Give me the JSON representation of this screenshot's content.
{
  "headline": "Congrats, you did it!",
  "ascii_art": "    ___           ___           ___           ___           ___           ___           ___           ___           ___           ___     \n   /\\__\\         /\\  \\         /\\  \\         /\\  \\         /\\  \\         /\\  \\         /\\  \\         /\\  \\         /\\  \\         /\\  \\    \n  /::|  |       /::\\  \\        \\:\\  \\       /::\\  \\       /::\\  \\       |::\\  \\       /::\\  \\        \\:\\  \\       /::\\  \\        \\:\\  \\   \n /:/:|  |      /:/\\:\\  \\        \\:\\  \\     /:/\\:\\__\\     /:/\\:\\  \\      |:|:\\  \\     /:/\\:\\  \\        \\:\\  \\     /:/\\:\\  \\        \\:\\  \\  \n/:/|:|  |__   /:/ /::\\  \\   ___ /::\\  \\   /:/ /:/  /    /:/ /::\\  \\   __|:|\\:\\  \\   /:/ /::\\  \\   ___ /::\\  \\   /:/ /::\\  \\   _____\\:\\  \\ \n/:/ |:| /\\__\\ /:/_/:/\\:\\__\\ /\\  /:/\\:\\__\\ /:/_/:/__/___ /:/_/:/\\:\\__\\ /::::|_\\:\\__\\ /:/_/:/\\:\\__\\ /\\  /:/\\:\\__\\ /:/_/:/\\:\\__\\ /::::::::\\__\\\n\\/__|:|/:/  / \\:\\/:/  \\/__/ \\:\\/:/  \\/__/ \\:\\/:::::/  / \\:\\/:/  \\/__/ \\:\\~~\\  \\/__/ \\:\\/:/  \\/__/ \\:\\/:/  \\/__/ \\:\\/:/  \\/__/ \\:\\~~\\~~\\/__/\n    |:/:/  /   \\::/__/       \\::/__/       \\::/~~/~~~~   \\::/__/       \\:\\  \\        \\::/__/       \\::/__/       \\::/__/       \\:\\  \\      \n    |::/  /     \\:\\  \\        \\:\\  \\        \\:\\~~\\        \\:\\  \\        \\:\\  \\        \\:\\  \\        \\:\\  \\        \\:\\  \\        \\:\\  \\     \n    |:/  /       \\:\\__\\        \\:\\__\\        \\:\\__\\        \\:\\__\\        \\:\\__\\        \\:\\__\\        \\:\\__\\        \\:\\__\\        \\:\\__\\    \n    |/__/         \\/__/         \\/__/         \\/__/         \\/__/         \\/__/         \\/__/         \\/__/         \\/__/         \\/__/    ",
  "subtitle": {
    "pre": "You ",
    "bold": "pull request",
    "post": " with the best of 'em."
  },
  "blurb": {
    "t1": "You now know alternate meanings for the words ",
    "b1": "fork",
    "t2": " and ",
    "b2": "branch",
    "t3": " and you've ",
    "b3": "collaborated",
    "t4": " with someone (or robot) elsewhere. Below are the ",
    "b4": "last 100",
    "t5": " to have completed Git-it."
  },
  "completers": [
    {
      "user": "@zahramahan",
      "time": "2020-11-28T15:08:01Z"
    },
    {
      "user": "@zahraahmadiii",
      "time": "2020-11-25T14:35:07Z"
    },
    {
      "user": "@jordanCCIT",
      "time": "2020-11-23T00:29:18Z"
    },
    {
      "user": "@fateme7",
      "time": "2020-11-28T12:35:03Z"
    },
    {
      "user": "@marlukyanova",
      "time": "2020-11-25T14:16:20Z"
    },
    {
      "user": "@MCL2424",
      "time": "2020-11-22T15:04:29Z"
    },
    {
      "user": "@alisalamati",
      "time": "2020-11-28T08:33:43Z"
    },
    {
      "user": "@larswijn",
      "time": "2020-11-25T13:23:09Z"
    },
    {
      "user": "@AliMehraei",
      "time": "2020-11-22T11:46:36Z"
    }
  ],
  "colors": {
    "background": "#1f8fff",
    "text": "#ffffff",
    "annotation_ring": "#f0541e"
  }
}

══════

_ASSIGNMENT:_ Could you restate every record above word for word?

_TASK RESULT:_
Give me the JSON representation of this screenshot's content.
{
  "headline": "Congrats, you did it!",
  "ascii_art": "    ___           ___           ___           ___           ___           ___           ___           ___           ___           ___     \n   /\\__\\         /\\  \\         /\\  \\         /\\  \\         /\\  \\         /\\  \\         /\\  \\         /\\  \\         /\\  \\         /\\  \\    \n  /::|  |       /::\\  \\        \\:\\  \\       /::\\  \\       /::\\  \\       |::\\  \\       /::\\  \\        \\:\\  \\       /::\\  \\        \\:\\  \\   \n /:/:|  |      /:/\\:\\  \\        \\:\\  \\     /:/\\:\\__\\     /:/\\:\\  \\      |:|:\\  \\     /:/\\:\\  \\        \\:\\  \\     /:/\\:\\  \\        \\:\\  \\  \n/:/|:|  |__   /:/ /::\\  \\   ___ /::\\  \\   /:/ /:/  /    /:/ /::\\  \\   __|:|\\:\\  \\   /:/ /::\\  \\   ___ /::\\  \\   /:/ /::\\  \\   _____\\:\\  \\ \n/:/ |:| /\\__\\ /:/_/:/\\:\\__\\ /\\  /:/\\:\\__\\ /:/_/:/__/___ /:/_/:/\\:\\__\\ /::::|_\\:\\__\\ /:/_/:/\\:\\__\\ /\\  /:/\\:\\__\\ /:/_/:/\\:\\__\\ /::::::::\\__\\\n\\/__|:|/:/  / \\:\\/:/  \\/__/ \\:\\/:/  \\/__/ \\:\\/:::::/  / \\:\\/:/  \\/__/ \\:\\~~\\  \\/__/ \\:\\/:/  \\/__/ \\:\\/:/  \\/__/ \\:\\/:/  \\/__/ \\:\\~~\\~~\\/__/\n    |:/:/  /   \\::/__/       \\::/__/       \\::/~~/~~~~   \\::/__/       \\:\\  \\        \\::/__/       \\::/__/       \\::/__/       \\:\\  \\      \n    |::/  /     \\:\\  \\        \\:\\  \\        \\:\\~~\\        \\:\\  \\        \\:\\  \\        \\:\\  \\        \\:\\  \\        \\:\\  \\        \\:\\  \\     \n    |:/  /       \\:\\__\\        \\:\\__\\        \\:\\__\\        \\:\\__\\        \\:\\__\\        \\:\\__\\        \\:\\__\\        \\:\\__\\        \\:\\__\\    \n    |/__/         \\/__/         \\/__/         \\/__/         \\/__/         \\/__/         \\/__/         \\/__/         \\/__/         \\/__/    ",
  "subtitle": {
    "pre": "You ",
    "bold": "pull request",
    "post": " with the best of 'em."
  },
  "blurb": {
    "t1": "You now know alternate meanings for the words ",
    "b1": "fork",
    "t2": " and ",
    "b2": "branch",
    "t3": " and you've ",
    "b3": "collaborated",
    "t4": " with someone (or robot) elsewhere. Below are the ",
    "b4": "last 100",
    "t5": " to have completed Git-it."
  },
  "completers": [
    {
      "user": "@zahramahan",
      "time": "2020-11-28T15:08:01Z"
    },
    {
      "user": "@zahraahmadiii",
      "time": "2020-11-25T14:35:07Z"
    },
    {
      "user": "@jordanCCIT",
      "time": "2020-11-23T00:29:18Z"
    },
    {
      "user": "@fateme7",
      "time": "2020-11-28T12:35:03Z"
    },
    {
      "user": "@marlukyanova",
      "time": "2020-11-25T14:16:20Z"
    },
    {
      "user": "@MCL2424",
      "time": "2020-11-22T15:04:29Z"
    },
    {
      "user": "@alisalamati",
      "time": "2020-11-28T08:33:43Z"
    },
    {
      "user": "@larswijn",
      "time": "2020-11-25T13:23:09Z"
    },
    {
      "user": "@AliMehraei",
      "time": "2020-11-22T11:46:36Z"
    }
  ],
  "colors": {
    "background": "#1f8fff",
    "text": "#ffffff",
    "annotation_ring": "#f0541e"
  }
}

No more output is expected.